I have read almost everything Nelson Algren wrote and I've always been a big fan of his. His prose can be taut and terse or improvisational and jazzy, and when he was good there wasn't a better writer anywhere. This novel, a fictionalization of the life of Ruben "Hurricane" Carter, contains a great deal of thinly disguised factual information, court documents, and personalities surrounding the trial, conviction, release and retrial of Carter for murdering 3 people in a New Jersey bar in 1966. Renamed Ruby Calhoun in this fact-filled fiction, the main character is an enigma, the kind Algren was able to weave successfully in Never Come Morning and The Man With The Golden Arm, but unlike the main characters of those novels it seemed to me that Algren was holding something back this time, that he didn't give Ruby Calhoun quite enough nourishment to become an unforgettable character, flawed but true to himself. Written before Carter was released from jail, the novel ends in a dreamlike cloud of elusive truth and an unsatisfying admission that the one person who could clear him would never be able to, cementing in place the bars Calhoun was tragically put behind.

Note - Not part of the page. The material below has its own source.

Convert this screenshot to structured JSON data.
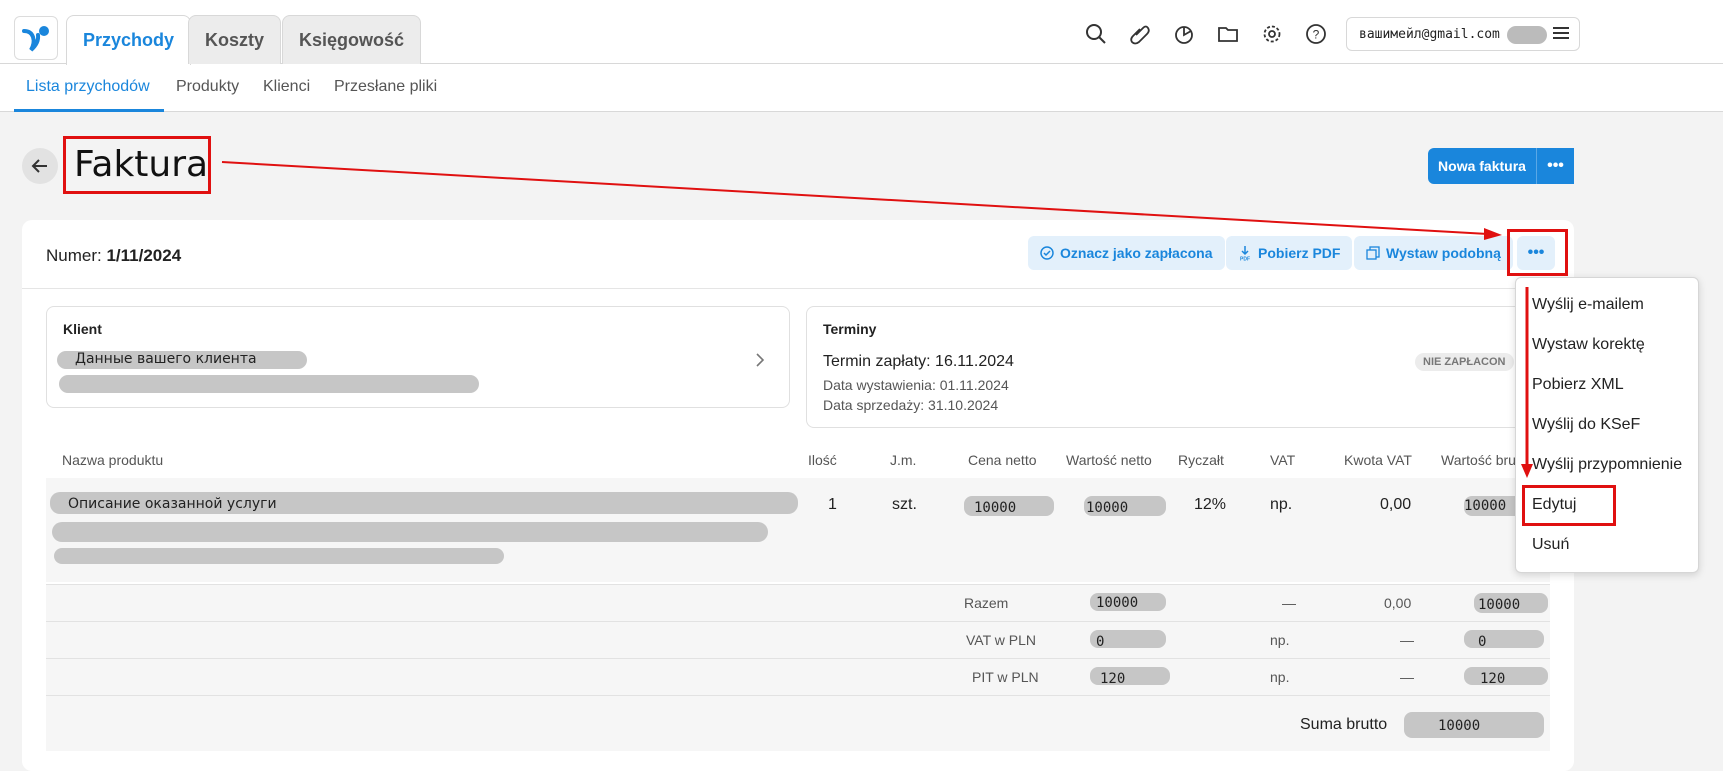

For me, knowing about the case and its eventual outcome makes it difficult to feel the force of this novel and since I cannot "unknow" what I know it had a diminished impact so I have to admit that I cannot give this novel an unbiased review. The biggest question I have, though, is if Algren was as sure of Carter's innocence as he demonstrates in this novel why didn't he write it as non-fiction? He was certainly no stranger to non-fiction, and frankly his great "novel" period was long over by the time he finished this book (it was published a year or so after his death). I still admire Algren a great deal and the book is worth the time to read, but it lacks the intimacy of his earlier works--the seediness of the location isn't a character as it is in his best novels--it's as if he is truly an outsider trying hard to make an audience sympathize with people he doesn't quite understand or connect with. Forced and a bit artificial.
Regardless of what you may know or think about Ruben Carter, this novel didn't change my mind about the case or my opinion of those involved. Perhaps if it was told with the conviction of a true story instead of as a fiction told with a gasp of hope it might have swayed me. Either way, Ruby Calhoun is not a likeable character in any respect, and as Algren tells it, this shouldn't matter if he were wrongly convicted in a miscarriage of justice. I admire the sentiment but this one didn't have the fire, the rage that it needed to move me as his earlier works have done.